* _PROBLEM_
Exactly as given, repeat all of the entries.

———

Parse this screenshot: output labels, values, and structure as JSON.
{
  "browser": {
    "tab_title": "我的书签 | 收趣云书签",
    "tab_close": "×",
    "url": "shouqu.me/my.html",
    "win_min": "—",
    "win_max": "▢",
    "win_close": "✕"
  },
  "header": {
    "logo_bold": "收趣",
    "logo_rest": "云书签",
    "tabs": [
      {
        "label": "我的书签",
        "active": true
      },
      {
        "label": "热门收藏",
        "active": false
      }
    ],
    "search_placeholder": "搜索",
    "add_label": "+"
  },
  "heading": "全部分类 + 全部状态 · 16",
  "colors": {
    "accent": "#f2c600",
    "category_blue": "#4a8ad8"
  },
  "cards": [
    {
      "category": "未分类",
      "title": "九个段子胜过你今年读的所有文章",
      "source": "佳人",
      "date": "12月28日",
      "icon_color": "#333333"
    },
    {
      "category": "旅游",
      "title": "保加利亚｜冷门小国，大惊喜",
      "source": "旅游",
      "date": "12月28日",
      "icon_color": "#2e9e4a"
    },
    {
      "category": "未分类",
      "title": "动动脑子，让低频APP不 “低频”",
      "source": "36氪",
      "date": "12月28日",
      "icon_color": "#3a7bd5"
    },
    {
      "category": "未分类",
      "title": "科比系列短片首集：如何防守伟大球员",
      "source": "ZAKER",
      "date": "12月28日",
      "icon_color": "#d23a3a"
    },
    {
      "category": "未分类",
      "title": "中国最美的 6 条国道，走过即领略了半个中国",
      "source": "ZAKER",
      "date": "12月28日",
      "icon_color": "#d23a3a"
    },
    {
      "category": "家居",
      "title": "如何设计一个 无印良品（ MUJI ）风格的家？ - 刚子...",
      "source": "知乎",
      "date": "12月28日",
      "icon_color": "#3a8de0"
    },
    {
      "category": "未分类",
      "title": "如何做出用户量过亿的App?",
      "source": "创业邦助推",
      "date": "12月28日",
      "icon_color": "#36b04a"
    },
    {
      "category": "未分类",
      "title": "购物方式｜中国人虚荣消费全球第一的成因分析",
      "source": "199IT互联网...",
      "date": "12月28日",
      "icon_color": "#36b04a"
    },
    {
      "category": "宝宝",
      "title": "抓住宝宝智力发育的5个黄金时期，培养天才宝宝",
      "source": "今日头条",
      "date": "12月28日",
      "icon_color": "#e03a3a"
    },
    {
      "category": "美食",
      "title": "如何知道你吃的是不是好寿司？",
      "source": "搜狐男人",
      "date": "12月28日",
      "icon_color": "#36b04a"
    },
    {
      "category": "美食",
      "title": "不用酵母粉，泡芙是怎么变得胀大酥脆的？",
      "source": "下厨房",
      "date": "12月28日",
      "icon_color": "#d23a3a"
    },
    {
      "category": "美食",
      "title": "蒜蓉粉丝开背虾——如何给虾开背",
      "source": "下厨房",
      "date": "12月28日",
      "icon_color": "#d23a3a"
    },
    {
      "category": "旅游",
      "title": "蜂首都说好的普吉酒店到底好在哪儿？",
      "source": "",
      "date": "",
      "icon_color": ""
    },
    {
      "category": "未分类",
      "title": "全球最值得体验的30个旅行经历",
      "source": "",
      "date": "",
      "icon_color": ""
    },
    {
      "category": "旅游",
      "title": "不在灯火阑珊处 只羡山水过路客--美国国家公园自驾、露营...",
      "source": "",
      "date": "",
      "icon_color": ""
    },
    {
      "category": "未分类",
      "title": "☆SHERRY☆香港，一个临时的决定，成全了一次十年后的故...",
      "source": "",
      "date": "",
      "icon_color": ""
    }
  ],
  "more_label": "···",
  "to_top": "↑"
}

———

* _OUTPUT FOR THIS EXERCISE_
Parse this screenshot: output labels, values, and structure as JSON.
{
  "browser": {
    "tab_title": "我的书签 | 收趣云书签",
    "tab_close": "×",
    "url": "shouqu.me/my.html",
    "win_min": "—",
    "win_max": "▢",
    "win_close": "✕"
  },
  "header": {
    "logo_bold": "收趣",
    "logo_rest": "云书签",
    "tabs": [
      {
        "label": "我的书签",
        "active": true
      },
      {
        "label": "热门收藏",
        "active": false
      }
    ],
    "search_placeholder": "搜索",
    "add_label": "+"
  },
  "heading": "全部分类 + 全部状态 · 16",
  "colors": {
    "accent": "#f2c600",
    "category_blue": "#4a8ad8"
  },
  "cards": [
    {
      "category": "未分类",
      "title": "九个段子胜过你今年读的所有文章",
      "source": "佳人",
      "date": "12月28日",
      "icon_color": "#333333"
    },
    {
      "category": "旅游",
      "title": "保加利亚｜冷门小国，大惊喜",
      "source": "旅游",
      "date": "12月28日",
      "icon_color": "#2e9e4a"
    },
    {
      "category": "未分类",
      "title": "动动脑子，让低频APP不 “低频”",
      "source": "36氪",
      "date": "12月28日",
      "icon_color": "#3a7bd5"
    },
    {
      "category": "未分类",
      "title": "科比系列短片首集：如何防守伟大球员",
      "source": "ZAKER",
      "date": "12月28日",
      "icon_color": "#d23a3a"
    },
    {
      "category": "未分类",
      "title": "中国最美的 6 条国道，走过即领略了半个中国",
      "source": "ZAKER",
      "date": "12月28日",
      "icon_color": "#d23a3a"
    },
    {
      "category": "家居",
      "title": "如何设计一个 无印良品（ MUJI ）风格的家？ - 刚子...",
      "source": "知乎",
      "date": "12月28日",
      "icon_color": "#3a8de0"
    },
    {
      "category": "未分类",
      "title": "如何做出用户量过亿的App?",
      "source": "创业邦助推",
      "date": "12月28日",
      "icon_color": "#36b04a"
    },
    {
      "category": "未分类",
      "title": "购物方式｜中国人虚荣消费全球第一的成因分析",
      "source": "199IT互联网...",
      "date": "12月28日",
      "icon_color": "#36b04a"
    },
    {
      "category": "宝宝",
      "title": "抓住宝宝智力发育的5个黄金时期，培养天才宝宝",
      "source": "今日头条",
      "date": "12月28日",
      "icon_color": "#e03a3a"
    },
    {
      "category": "美食",
      "title": "如何知道你吃的是不是好寿司？",
      "source": "搜狐男人",
      "date": "12月28日",
      "icon_color": "#36b04a"
    },
    {
      "category": "美食",
      "title": "不用酵母粉，泡芙是怎么变得胀大酥脆的？",
      "source": "下厨房",
      "date": "12月28日",
      "icon_color": "#d23a3a"
    },
    {
      "category": "美食",
      "title": "蒜蓉粉丝开背虾——如何给虾开背",
      "source": "下厨房",
      "date": "12月28日",
      "icon_color": "#d23a3a"
    },
    {
      "category": "旅游",
      "title": "蜂首都说好的普吉酒店到底好在哪儿？",
      "source": "",
      "date": "",
      "icon_color": ""
    },
    {
      "category": "未分类",
      "title": "全球最值得体验的30个旅行经历",
      "source": "",
      "date": "",
      "icon_color": ""
    },
    {
      "category": "旅游",
      "title": "不在灯火阑珊处 只羡山水过路客--美国国家公园自驾、露营...",
      "source": "",
      "date": "",
      "icon_color": ""
    },
    {
      "category": "未分类",
      "title": "☆SHERRY☆香港，一个临时的决定，成全了一次十年后的故...",
      "source": "",
      "date": "",
      "icon_color": ""
    }
  ],
  "more_label": "···",
  "to_top": "↑"
}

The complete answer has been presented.